(Beginning of GIVEN RECORDS)

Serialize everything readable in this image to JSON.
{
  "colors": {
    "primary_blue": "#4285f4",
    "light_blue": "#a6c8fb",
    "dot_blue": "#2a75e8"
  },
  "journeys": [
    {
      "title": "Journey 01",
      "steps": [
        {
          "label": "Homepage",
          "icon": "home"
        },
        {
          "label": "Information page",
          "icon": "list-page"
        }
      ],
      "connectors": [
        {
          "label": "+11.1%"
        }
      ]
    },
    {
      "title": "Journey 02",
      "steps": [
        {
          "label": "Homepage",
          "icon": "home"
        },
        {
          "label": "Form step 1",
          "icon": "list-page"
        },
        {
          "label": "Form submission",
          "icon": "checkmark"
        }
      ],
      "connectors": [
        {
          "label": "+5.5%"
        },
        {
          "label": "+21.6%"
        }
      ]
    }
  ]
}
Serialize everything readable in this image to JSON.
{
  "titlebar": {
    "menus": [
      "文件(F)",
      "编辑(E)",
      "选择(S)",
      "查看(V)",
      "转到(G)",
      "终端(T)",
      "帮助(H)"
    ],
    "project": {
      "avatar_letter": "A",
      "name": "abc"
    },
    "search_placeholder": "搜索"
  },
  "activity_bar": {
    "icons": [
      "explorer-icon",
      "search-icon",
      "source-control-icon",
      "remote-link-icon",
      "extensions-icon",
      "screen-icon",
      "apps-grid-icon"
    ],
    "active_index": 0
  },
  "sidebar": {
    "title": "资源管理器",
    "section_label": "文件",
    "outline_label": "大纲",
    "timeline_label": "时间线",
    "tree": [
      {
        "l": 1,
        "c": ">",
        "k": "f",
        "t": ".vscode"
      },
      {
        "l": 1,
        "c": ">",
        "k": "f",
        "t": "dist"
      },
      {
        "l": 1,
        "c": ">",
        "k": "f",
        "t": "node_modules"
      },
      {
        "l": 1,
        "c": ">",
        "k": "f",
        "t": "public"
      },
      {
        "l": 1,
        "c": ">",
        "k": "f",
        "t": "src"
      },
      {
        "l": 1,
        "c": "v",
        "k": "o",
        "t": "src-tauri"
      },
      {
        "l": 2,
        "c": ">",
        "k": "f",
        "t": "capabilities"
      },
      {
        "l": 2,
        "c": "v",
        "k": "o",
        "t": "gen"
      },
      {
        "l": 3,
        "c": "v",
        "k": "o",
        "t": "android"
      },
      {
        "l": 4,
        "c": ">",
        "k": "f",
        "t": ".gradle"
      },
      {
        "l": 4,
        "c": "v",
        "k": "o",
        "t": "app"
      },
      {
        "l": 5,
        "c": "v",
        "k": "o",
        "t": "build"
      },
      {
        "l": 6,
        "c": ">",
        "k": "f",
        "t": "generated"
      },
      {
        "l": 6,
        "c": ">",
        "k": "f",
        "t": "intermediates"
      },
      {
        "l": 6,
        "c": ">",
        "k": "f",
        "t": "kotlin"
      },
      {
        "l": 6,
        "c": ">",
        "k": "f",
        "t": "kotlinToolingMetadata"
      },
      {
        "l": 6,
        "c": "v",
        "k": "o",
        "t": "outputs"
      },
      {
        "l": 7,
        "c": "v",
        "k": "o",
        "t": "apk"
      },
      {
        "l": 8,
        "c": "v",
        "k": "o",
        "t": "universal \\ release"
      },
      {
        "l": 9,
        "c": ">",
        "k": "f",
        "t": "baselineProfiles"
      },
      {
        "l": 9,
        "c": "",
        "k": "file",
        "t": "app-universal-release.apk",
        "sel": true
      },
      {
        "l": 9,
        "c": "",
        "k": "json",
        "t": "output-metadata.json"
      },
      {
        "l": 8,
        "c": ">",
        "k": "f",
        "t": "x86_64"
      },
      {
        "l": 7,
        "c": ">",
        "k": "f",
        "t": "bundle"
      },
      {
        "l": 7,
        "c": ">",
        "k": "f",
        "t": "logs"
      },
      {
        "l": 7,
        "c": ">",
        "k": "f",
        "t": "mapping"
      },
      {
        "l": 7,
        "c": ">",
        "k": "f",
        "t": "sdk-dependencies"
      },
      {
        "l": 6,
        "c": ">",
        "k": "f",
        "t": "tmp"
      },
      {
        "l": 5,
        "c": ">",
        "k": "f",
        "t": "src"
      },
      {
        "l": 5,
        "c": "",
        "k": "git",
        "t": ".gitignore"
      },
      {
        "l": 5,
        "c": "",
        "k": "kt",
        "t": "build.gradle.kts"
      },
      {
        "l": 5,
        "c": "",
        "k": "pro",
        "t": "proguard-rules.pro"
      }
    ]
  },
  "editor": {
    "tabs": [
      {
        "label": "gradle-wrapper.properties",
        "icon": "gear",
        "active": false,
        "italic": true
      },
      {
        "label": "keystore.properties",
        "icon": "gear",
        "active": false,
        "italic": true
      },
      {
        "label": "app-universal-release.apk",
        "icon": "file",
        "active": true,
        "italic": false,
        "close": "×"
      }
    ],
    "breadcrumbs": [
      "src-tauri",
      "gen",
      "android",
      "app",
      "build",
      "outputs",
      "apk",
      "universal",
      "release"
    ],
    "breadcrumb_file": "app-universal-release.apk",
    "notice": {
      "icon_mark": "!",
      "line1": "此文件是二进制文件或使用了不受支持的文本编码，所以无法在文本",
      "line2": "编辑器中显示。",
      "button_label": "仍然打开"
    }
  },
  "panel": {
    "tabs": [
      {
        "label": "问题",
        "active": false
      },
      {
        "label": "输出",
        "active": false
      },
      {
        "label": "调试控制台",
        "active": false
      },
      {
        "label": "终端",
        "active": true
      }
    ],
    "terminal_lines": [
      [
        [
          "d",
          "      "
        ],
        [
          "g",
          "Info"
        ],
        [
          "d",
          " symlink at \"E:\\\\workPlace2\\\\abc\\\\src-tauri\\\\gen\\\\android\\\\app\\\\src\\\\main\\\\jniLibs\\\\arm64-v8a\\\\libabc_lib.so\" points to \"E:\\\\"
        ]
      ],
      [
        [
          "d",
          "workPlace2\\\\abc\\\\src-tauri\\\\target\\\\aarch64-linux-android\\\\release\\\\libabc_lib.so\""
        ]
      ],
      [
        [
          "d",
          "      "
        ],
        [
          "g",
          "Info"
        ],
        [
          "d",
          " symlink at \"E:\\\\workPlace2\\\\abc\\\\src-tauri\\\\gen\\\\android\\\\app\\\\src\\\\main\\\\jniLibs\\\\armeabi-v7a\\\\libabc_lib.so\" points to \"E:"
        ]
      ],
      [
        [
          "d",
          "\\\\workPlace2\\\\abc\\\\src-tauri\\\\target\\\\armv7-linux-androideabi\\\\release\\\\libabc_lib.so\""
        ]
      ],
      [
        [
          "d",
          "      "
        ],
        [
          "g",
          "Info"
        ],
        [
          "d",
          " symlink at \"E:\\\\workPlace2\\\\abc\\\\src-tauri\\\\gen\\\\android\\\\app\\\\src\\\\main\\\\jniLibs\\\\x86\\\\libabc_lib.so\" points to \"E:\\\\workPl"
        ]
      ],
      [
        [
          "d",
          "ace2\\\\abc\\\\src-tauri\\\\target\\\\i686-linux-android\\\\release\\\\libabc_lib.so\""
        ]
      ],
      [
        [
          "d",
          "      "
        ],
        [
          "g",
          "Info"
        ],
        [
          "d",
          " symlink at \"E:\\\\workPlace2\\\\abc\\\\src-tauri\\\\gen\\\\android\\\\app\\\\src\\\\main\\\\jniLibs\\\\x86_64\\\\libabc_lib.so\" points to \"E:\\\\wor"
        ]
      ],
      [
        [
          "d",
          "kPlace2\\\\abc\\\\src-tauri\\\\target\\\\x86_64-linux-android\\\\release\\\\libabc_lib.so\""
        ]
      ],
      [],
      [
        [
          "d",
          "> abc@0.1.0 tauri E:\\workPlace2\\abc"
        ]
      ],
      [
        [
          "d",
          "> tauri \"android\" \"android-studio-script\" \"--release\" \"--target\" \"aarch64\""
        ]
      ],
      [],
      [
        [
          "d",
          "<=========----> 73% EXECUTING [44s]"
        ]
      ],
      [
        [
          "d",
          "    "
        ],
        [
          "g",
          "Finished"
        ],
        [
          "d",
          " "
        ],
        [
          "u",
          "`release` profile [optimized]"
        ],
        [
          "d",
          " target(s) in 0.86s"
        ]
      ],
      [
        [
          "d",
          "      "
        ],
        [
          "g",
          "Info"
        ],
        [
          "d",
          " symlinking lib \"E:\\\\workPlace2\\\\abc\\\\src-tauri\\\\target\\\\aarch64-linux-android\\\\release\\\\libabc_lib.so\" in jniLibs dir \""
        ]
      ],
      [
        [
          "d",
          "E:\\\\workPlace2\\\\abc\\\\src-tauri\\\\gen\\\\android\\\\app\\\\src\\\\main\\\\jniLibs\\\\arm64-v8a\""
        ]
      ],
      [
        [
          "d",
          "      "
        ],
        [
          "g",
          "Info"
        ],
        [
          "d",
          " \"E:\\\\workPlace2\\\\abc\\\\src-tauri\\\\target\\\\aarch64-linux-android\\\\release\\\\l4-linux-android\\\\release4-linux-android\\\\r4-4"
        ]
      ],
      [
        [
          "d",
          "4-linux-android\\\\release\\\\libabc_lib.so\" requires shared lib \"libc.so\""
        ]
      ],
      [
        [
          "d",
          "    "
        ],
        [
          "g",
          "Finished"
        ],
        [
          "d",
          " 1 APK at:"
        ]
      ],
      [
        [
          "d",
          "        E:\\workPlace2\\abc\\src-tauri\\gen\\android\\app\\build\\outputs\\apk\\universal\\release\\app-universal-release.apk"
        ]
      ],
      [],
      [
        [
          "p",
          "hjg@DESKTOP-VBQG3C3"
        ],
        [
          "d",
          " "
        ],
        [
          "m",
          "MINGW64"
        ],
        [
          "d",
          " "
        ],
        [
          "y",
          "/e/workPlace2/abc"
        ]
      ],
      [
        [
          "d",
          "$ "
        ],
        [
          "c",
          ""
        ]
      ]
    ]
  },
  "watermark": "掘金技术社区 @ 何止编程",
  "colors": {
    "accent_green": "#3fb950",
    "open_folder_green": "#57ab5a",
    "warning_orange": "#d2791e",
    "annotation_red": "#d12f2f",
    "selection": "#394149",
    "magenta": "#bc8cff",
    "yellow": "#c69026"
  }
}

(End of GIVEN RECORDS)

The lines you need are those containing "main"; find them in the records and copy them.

▶ THE ANSWER:
          " symlink at \"E:\\\\workPlace2\\\\abc\\\\src-tauri\\\\gen\\\\android\\\\app\\\\src\\\\main\\\\jniLibs\\\\arm64-v8a\\\\libabc_lib.so\" points to \"E:\\\\"
          " symlink at \"E:\\\\workPlace2\\\\abc\\\\src-tauri\\\\gen\\\\android\\\\app\\\\src\\\\main\\\\jniLibs\\\\armeabi-v7a\\\\libabc_lib.so\" points to \"E:"
          " symlink at \"E:\\\\workPlace2\\\\abc\\\\src-tauri\\\\gen\\\\android\\\\app\\\\src\\\\main\\\\jniLibs\\\\x86\\\\libabc_lib.so\" points to \"E:\\\\workPl"
          " symlink at \"E:\\\\workPlace2\\\\abc\\\\src-tauri\\\\gen\\\\android\\\\app\\\\src\\\\main\\\\jniLibs\\\\x86_64\\\\libabc_lib.so\" points to \"E:\\\\wor"
          "E:\\\\workPlace2\\\\abc\\\\src-tauri\\\\gen\\\\android\\\\app\\\\src\\\\main\\\\jniLibs\\\\arm64-v8a\""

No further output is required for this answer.